Reproduce all of the data exactly. Images are not to appear in the reply.

==== Excerpted data

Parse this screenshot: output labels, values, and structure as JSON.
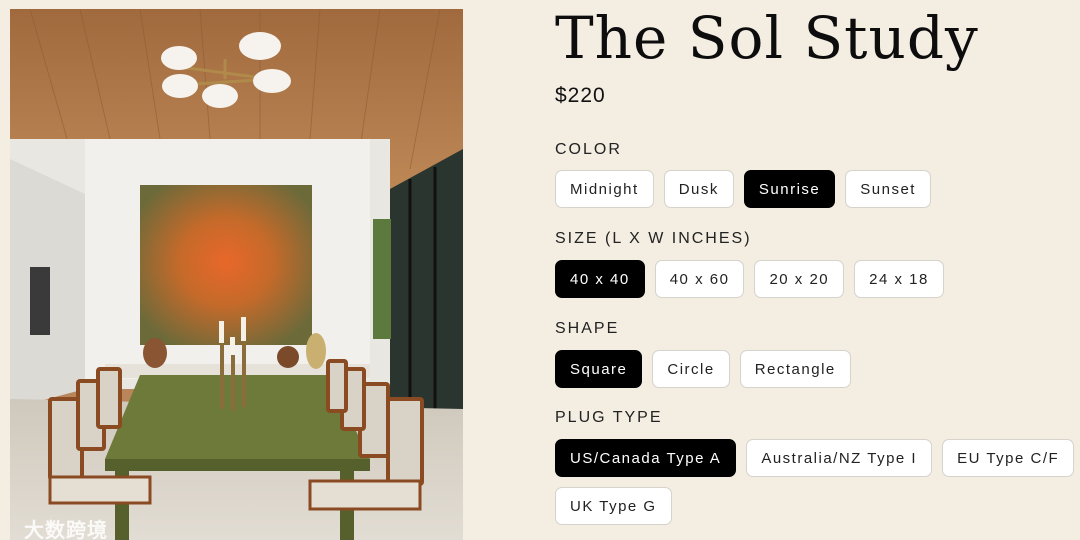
{
  "product": {
    "title": "The Sol Study",
    "price": "$220"
  },
  "watermark": "大数跨境",
  "options": {
    "color": {
      "label": "COLOR",
      "items": [
        "Midnight",
        "Dusk",
        "Sunrise",
        "Sunset"
      ],
      "selected": "Sunrise"
    },
    "size": {
      "label": "SIZE (L X W INCHES)",
      "items": [
        "40 x 40",
        "40 x 60",
        "20 x 20",
        "24 x 18"
      ],
      "selected": "40 x 40"
    },
    "shape": {
      "label": "SHAPE",
      "items": [
        "Square",
        "Circle",
        "Rectangle"
      ],
      "selected": "Square"
    },
    "plug": {
      "label": "PLUG TYPE",
      "items": [
        "US/Canada Type A",
        "Australia/NZ Type I",
        "EU Type C/F",
        "UK Type G"
      ],
      "selected": "US/Canada Type A"
    }
  },
  "colors": {
    "background": "#f3ede2",
    "selected_bg": "#000000",
    "option_bg": "#ffffff"
  }
}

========

**Your response**
Parse this screenshot: output labels, values, and structure as JSON.
{
  "product": {
    "title": "The Sol Study",
    "price": "$220"
  },
  "watermark": "大数跨境",
  "options": {
    "color": {
      "label": "COLOR",
      "items": [
        "Midnight",
        "Dusk",
        "Sunrise",
        "Sunset"
      ],
      "selected": "Sunrise"
    },
    "size": {
      "label": "SIZE (L X W INCHES)",
      "items": [
        "40 x 40",
        "40 x 60",
        "20 x 20",
        "24 x 18"
      ],
      "selected": "40 x 40"
    },
    "shape": {
      "label": "SHAPE",
      "items": [
        "Square",
        "Circle",
        "Rectangle"
      ],
      "selected": "Square"
    },
    "plug": {
      "label": "PLUG TYPE",
      "items": [
        "US/Canada Type A",
        "Australia/NZ Type I",
        "EU Type C/F",
        "UK Type G"
      ],
      "selected": "US/Canada Type A"
    }
  },
  "colors": {
    "background": "#f3ede2",
    "selected_bg": "#000000",
    "option_bg": "#ffffff"
  }
}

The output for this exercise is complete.